If the project is constructed, hopefully there will be trail access from Sleepy Hollow to Chino Hills State Park, which is beyond Soquel Canyon to the south, as well as protection for important drainages such as Rock Creek and Rock Canyon at the east end of the Hidden Oaks project site, these having three spectacular sandstone waterfalls that are targeted for project runoff access.

This is the drainage cut almost completely clear by FEMA grant-funded work crews who were supposed to limit their work to 100' wide firebreaks, one of which is visible just in front of the houses at the center of the photo.  If any heavy rainfall were to come this winter, it could pose problems for the folks in the houses below.
Another strange and more recent issue has to do with the FEMA grant-funded work to create a 100' wide fire break on the Chino Hills side of the canyon--an important project to provide some extra protection for local communities against wildfires. 

Yet, it was pointed out by my neighbor that there were areas that were cleared by work crews that were beyond the designated break locations.  One of these was, as shown in another photo here, in a drainage in which almost all plant material was leveled.

This is one section of the area earmarked for the 102-unit Hidden Oaks housing project, which has an entitled tract map from years ago and is likely to get quick approval from the City of Chino Hills.  If the project is built, this area will be filled with houses, streets and so forth.  In the distance beyond Soquel Canyon is the North Ridge Trail in Chino Hills State Park.
So, provided there is any decent rainfall this winter (and the latest NOAA estimates suggest another below-average year, which, if true, has all kinds of consequences for water availability and restrictions in 2015), runoff could race down the desiccated drainage and straight into Sleepy Hollow's southern sections and cause some significant problems.  Again, this assumes meaningful precipitation occurs in coming months.

Another question:  why was this landscape removal, clearly beyond the scope of the project, done and who was tasked with inspecting the work?

Another view of open table lands, stripped of their oak trees years ago, that will be covered with streets, houses and other elements of the Hidden Oaks development, if approved and built.
On the positive side, as noted above, it was a nice morning and gradually clearing by the end of the ramble, so the views were great and another reminder of why the canyon, threatened as it is by over-development, drought, fire and so on, is such a special place.

Before the canyon changes too much and homes take over the ridgetop areas that provide oak and walnut woodland habitat, such spectacular vistas and a sense of openness, more hikes like this will, hopefully, happen, so that a fuller appreciation of the beauty of the canyon can be had before the transformations, whenever they happen, do occur.

This was a surprise located toward the end of the walk, an approximately 25' high dry waterfall following a gully that runs northward from the hills above Sleepy Hollow and empties through the eastern edge of the community, under Carbon Canyon Road, and into Carbon [Canyon] Creek.  This must have been spectacular in the recent wet winters of 2004-05 and 2007-08.

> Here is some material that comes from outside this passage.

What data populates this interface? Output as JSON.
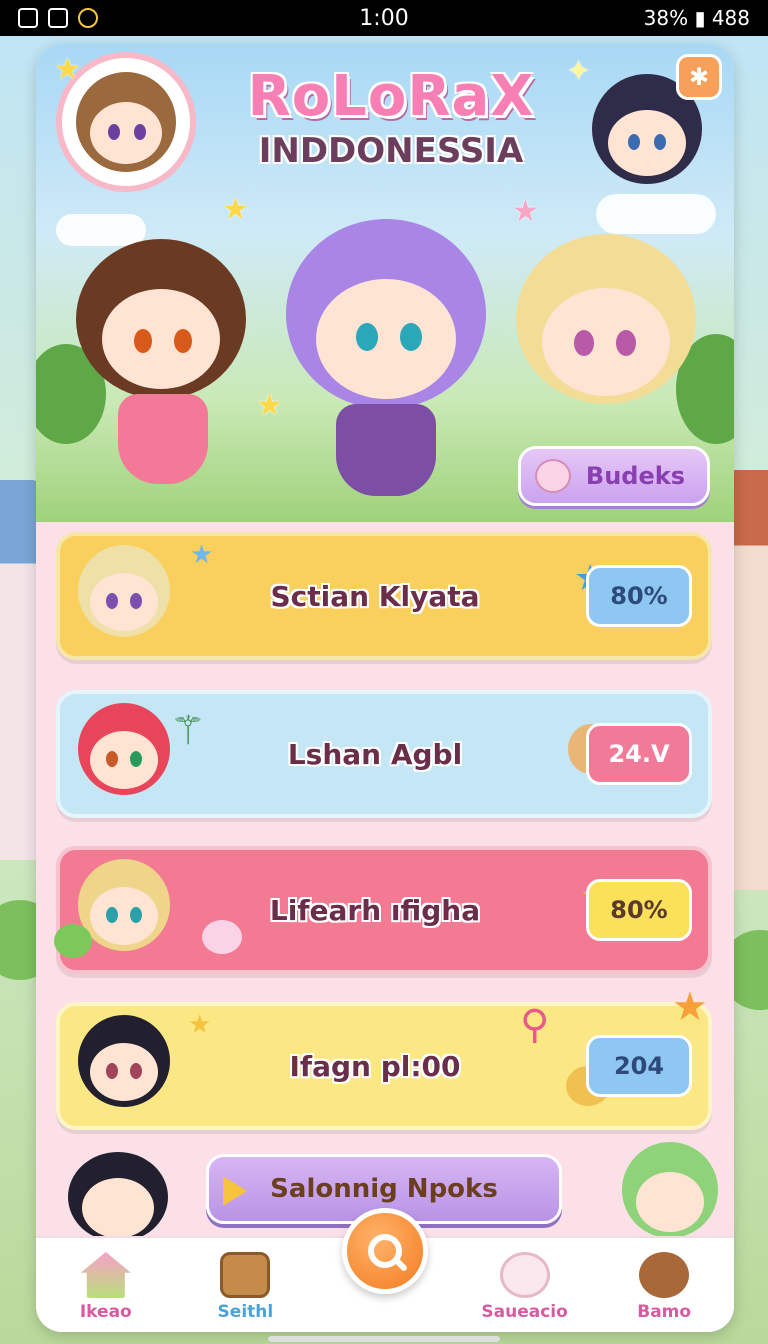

Anonymous said...

As always, thank you for the enjoyable time reading about and seeing pics of parts of the Canyon I have yet to see!

prs said...

Thanks anonymous, happy to share what I can and I'm looking forward to seeing more of the canyon which I haven't seen yet, too.

brockevan said...

Too bad about the impending development though.

prs said...

Hi Brockevan, unfortunately, an entitled tract map from fifteen years ago is basically a green light for this project, even with all of the changing conditions that have taken place over that span. And, there are the other 100 houses approved on the Chino Hills side and, unless a lawsuit proves successful, 152 on the Brea side.

prs said...

Hi Brockevan, I was told tonight that my description of the "green light" for Hidden Oaks is wrong and that, in fact, the project will require a new environmental impact report before a new tentative tract map is issued, the old one having expired. So, we'll see what happens when the Chino Hills planning staff has reviewed the application.